> _PROBLEM_
Only the number is wanted: tally the lines below that contain the word "author".

> _SUPPLIED MATERIAL_
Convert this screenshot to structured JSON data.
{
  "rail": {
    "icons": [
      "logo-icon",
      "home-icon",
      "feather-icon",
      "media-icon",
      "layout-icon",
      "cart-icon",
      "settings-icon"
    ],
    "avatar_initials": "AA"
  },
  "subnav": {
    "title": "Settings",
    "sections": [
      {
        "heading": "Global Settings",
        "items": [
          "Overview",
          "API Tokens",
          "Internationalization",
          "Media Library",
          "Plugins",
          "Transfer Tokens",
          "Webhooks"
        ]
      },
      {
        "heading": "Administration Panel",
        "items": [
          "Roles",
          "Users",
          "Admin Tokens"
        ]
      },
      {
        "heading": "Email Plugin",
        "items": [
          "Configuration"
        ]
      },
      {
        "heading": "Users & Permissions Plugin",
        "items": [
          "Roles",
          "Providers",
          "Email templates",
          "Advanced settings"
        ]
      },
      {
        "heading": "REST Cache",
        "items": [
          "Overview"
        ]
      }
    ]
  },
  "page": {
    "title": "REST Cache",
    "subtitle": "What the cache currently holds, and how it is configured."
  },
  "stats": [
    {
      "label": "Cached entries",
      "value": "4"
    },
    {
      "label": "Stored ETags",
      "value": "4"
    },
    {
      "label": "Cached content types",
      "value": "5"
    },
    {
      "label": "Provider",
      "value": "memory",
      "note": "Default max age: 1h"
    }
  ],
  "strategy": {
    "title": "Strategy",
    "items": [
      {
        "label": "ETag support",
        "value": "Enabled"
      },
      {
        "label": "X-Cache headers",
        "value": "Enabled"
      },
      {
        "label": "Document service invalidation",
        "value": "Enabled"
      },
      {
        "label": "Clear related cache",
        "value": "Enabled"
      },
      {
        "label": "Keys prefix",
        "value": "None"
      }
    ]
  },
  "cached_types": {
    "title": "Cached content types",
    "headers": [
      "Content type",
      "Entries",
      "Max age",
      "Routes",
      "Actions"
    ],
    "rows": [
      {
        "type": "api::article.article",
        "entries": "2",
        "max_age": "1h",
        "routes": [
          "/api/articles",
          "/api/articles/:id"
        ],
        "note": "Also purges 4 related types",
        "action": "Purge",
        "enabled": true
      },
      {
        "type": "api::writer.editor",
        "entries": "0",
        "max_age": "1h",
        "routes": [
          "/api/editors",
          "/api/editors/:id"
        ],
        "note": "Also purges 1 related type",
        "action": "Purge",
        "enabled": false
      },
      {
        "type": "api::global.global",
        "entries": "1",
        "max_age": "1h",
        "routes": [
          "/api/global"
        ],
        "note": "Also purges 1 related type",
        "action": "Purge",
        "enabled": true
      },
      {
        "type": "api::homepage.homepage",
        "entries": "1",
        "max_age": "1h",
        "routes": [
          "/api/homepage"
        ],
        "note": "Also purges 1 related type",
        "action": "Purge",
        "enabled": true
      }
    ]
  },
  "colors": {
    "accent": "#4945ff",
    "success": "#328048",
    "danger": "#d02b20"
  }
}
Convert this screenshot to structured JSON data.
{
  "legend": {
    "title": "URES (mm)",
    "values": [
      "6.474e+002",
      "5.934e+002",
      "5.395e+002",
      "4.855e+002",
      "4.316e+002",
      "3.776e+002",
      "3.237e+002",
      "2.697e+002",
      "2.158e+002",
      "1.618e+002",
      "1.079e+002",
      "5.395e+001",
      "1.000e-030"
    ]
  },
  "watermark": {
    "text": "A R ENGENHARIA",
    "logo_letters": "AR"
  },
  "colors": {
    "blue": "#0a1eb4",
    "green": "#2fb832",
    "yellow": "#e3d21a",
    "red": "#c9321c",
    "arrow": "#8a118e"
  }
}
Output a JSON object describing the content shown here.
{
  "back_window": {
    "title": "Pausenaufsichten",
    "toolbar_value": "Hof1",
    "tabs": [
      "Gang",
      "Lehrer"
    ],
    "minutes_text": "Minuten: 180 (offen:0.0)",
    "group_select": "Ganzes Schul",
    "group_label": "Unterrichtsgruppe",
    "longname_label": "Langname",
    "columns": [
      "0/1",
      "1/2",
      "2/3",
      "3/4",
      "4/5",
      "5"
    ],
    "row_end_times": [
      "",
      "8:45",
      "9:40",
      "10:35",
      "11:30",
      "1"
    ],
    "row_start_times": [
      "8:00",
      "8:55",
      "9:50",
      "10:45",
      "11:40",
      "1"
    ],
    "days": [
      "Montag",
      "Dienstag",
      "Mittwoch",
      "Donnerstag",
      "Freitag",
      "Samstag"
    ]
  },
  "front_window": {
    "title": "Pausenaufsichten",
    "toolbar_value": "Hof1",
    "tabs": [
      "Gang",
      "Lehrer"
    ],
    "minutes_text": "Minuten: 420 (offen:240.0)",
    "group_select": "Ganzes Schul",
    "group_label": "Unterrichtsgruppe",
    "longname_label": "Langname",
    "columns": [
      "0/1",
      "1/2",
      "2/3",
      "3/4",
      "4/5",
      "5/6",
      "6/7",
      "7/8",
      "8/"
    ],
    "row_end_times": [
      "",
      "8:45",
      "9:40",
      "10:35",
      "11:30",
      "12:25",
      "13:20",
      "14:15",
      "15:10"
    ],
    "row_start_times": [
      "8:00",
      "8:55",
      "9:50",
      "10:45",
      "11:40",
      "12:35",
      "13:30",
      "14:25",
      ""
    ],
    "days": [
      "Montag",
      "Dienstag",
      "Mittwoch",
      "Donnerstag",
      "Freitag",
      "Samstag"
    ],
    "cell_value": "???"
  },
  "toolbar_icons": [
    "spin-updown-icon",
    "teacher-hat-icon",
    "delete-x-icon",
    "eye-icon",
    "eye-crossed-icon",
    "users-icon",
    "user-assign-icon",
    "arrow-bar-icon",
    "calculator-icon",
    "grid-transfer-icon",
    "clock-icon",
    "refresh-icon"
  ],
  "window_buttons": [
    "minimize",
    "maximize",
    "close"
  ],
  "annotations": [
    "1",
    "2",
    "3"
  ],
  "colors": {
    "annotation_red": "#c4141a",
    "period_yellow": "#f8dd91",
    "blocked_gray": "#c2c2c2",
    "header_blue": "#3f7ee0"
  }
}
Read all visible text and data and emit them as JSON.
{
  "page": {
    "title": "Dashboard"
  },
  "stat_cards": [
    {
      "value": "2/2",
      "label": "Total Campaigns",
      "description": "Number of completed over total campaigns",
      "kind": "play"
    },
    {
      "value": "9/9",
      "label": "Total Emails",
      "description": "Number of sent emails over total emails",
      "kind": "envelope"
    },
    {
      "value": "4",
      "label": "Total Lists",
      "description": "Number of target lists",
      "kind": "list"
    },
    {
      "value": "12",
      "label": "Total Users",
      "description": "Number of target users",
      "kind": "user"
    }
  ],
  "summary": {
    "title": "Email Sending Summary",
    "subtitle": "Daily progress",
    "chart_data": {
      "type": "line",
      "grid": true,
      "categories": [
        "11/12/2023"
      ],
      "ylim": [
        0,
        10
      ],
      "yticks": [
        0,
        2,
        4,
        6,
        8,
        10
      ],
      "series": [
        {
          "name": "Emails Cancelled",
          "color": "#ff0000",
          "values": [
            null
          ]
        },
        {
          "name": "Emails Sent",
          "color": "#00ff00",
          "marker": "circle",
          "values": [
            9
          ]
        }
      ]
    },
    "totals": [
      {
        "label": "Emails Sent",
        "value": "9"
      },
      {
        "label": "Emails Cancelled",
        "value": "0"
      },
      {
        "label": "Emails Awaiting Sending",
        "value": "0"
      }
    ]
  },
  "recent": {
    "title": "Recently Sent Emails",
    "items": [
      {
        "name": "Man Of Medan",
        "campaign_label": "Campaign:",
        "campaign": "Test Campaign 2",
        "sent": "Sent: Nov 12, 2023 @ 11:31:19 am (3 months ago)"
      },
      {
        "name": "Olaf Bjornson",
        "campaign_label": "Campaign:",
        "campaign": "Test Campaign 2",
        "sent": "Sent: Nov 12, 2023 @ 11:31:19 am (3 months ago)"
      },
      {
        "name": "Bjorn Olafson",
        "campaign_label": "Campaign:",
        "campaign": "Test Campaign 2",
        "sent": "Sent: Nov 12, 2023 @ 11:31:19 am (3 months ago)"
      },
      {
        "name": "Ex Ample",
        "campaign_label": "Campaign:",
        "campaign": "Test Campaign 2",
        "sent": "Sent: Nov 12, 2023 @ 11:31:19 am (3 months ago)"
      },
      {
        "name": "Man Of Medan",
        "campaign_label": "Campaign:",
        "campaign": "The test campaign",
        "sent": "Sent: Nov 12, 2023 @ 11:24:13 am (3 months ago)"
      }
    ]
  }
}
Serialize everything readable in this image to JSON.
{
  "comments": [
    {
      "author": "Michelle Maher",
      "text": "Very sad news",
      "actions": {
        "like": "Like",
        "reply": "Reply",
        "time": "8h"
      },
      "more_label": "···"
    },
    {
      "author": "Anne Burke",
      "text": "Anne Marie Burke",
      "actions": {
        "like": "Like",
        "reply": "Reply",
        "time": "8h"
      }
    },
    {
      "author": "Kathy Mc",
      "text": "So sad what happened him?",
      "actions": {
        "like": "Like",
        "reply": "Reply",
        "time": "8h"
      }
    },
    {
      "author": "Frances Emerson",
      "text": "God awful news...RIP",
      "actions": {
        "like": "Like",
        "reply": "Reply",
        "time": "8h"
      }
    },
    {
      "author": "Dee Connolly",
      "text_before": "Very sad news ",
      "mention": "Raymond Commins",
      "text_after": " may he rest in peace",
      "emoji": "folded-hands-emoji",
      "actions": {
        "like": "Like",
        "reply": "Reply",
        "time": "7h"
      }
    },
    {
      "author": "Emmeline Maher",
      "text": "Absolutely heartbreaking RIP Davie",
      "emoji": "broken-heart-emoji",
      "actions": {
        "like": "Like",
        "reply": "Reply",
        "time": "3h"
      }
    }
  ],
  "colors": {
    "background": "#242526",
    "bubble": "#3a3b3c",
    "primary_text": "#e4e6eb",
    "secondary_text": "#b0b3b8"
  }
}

> _ANSWER TO THE PROBLEM_
6